Dec 10, 2018 at 6:00 AM
An executive order signed by Mayor Catherine Pugh that opens up the city’s minority set-aside program to enterprises owned by those who identify as lesbian, gay, bisexual, transgender and queer was celebrated by LGBTQ advocates, who said it would open the door to millions of dollars in potential business and lead to the creation of new jobs. We certainly applaud the intent. But the way it was done could put the whole minority business program in jeopardy.
Such programs are meant to ensure minority and women-owned companies get a fair share of city business, but municipalities have to conduct disparity studies to prove groups are being discriminated against before they can legally create them. This requirement stems from a 1989 Supreme Court decision, City of Richmond v. Croson, that said the programs were otherwise unconstitutional, violating the equal protection clause of the Fourteenth Amendment. Disparity studies also have to be conducted periodically to see if the city is adequately doing business with minority and women-owned businesses. The last study, according to the city’s website, was published in 2014 and included no data on LGBTQ-owned businesses.
The mayor’s executive order makes no mention of a disparity study but said the preferences would go into effect immediately.
After questions from The Sun, city officials said they will conduct another disparity study of the entire program next year but are unsure whether that analysis will cover LGBTQ businesses. Any inclusion of these businesses in the set-aside program would not occur until such a study is done, a city spokesman said, to ensure that such preferences are in accordance with the law. In the meantime, businesses can register with the National LGBT Chamber of Commerce, he said.
That the city did not heed this requirement before Ms. Pugh signed the executive order is surprising. It’s not just that the requirement was much in the news recently, when Gov. Larry Hogan ordered such a study through executive order after pressure from the Legislative Black Caucus, which justifiably complained about the lack of diversity in the pool of businesses awarded licenses under the state’s medical marijuana program. It’s that City Solicitor Andre Davis was the federal judge who shut down Baltimore’s minority business enterprise program in 1999 for not being based on an adequate study. The city had been sued by Associated Utility Contractors of Maryland Inc., which contended contracts should be awarded on the basis of low bids and not race or gender. And then-City Councilwoman Pugh served as chair of the economic development and labor subcommittee and played an instrumental role in restructuring the program so that it passed constitutional muster. “The fact that we didn’t have enough records to prove the bill was necessary was probably a disappointment to all of us,” Ms. Pugh told The Sun at the time. Why would city officials think the standards were any different now?

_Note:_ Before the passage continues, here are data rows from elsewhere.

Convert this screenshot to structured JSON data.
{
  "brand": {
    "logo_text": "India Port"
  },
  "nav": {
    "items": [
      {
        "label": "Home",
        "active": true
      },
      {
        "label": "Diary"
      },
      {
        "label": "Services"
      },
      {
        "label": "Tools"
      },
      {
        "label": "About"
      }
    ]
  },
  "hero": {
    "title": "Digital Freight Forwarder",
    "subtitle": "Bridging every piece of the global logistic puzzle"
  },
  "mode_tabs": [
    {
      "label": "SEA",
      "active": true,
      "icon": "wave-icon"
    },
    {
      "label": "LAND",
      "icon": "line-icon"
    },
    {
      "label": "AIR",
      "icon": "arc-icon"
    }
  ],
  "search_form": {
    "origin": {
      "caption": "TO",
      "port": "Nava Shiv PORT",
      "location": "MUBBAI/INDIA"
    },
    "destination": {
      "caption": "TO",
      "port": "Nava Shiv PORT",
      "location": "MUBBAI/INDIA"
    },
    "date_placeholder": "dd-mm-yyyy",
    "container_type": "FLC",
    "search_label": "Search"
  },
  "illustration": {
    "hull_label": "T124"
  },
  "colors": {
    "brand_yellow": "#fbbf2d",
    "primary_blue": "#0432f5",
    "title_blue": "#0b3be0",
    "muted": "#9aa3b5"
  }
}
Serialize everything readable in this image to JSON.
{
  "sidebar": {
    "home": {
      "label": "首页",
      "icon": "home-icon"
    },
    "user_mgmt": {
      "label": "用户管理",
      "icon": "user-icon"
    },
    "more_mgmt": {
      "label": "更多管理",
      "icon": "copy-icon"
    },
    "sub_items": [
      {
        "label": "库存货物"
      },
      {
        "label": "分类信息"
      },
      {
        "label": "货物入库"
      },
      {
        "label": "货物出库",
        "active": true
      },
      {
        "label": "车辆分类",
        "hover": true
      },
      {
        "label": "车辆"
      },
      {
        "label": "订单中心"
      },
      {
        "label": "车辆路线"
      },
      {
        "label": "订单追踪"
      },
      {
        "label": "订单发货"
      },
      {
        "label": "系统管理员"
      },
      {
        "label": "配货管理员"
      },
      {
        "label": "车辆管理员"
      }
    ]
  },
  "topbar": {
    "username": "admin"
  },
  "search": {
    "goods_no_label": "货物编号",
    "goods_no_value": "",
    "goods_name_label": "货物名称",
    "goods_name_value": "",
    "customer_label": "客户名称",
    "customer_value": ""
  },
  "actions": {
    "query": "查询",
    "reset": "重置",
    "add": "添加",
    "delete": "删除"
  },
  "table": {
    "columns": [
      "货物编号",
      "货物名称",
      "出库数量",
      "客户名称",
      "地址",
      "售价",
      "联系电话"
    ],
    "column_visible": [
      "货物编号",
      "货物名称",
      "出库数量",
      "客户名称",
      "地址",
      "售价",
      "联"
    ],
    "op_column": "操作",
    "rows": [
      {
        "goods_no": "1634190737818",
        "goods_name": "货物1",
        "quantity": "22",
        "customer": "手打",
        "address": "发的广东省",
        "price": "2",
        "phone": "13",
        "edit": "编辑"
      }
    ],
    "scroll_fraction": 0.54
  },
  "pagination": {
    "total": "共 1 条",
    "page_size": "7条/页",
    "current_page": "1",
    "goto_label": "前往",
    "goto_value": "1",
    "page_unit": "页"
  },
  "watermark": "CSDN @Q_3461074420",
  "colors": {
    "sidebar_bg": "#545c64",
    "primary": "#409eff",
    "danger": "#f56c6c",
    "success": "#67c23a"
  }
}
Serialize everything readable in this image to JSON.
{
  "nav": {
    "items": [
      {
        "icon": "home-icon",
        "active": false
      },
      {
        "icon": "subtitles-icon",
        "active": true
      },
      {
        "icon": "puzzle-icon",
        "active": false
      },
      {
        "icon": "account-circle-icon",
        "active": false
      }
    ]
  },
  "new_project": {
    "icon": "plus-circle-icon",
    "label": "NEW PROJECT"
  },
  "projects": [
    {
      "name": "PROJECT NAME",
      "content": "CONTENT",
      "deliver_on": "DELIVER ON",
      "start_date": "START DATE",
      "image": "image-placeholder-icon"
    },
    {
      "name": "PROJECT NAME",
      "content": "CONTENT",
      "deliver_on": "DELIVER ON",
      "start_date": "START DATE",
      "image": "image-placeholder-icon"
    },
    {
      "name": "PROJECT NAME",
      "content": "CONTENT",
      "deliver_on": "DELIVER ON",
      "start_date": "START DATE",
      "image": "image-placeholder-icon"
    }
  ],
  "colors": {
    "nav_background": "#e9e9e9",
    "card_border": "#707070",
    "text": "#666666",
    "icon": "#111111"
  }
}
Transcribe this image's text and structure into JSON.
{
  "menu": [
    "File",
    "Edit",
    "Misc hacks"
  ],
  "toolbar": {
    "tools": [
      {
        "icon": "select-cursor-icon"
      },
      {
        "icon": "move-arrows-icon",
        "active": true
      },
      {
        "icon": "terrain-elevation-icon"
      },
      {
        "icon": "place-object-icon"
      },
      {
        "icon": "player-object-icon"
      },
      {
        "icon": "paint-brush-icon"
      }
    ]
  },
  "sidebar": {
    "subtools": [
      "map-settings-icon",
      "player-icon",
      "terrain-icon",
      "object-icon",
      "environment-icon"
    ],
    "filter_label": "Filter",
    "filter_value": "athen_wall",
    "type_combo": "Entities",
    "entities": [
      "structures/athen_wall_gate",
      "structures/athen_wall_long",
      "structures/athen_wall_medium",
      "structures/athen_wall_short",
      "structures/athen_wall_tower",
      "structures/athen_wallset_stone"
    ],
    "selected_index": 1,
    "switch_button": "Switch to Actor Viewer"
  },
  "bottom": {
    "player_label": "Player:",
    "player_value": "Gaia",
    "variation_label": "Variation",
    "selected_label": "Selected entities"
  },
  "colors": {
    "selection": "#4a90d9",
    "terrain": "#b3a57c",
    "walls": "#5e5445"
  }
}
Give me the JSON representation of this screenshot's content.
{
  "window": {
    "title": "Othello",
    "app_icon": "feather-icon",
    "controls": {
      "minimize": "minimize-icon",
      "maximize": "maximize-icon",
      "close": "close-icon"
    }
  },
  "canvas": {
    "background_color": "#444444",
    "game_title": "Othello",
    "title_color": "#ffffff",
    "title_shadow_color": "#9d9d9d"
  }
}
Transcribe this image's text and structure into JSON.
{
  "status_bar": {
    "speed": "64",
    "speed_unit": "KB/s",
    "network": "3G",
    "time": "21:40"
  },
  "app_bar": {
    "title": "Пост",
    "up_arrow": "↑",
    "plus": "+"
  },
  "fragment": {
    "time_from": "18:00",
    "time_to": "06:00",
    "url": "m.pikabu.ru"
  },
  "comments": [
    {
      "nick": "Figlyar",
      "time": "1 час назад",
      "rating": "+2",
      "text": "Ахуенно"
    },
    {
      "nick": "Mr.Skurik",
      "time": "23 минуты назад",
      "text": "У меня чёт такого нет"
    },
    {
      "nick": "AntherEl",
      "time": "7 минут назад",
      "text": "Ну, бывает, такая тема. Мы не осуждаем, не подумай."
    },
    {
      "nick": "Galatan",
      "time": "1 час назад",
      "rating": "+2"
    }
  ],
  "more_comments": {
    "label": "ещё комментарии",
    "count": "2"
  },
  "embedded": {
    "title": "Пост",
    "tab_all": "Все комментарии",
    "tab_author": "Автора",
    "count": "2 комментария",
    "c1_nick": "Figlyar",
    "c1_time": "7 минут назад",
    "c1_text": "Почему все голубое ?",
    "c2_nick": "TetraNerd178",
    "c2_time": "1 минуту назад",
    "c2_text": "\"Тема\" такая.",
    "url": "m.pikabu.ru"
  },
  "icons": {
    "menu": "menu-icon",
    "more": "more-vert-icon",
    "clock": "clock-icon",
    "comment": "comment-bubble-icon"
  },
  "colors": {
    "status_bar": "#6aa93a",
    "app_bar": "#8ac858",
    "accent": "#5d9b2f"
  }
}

Mayor Pugh has been a strong proponent of minority and women-owned businesses throughout her career, and she is a successful business owner herself, having run a small marketing and public relations firm for years. She is also part owner of a consignment shop in West Baltimore. Certainly she would not want to jeopardize a program that helped business owners like herself. Perhaps it was an oversight. Whatever the reason, the city needs a new disparity study that includes LGBTQ businesses as soon as possible, even if it means a delay in preferences for them.
Without a disparity study, the program is in a vulnerable position that could put the city back where it was nearly 18 years ago — scrambling to prove the constitutionality of its law. Whether this lapse would put the whole program at risk or just the preferences for LGBT firms, it invites a legal challenge Baltimore doesn’t need. That would be a blow to a city that is majority black and where the last disparity study shows that Baltimore still isn’t doling out enough business to minority and women-owned firms.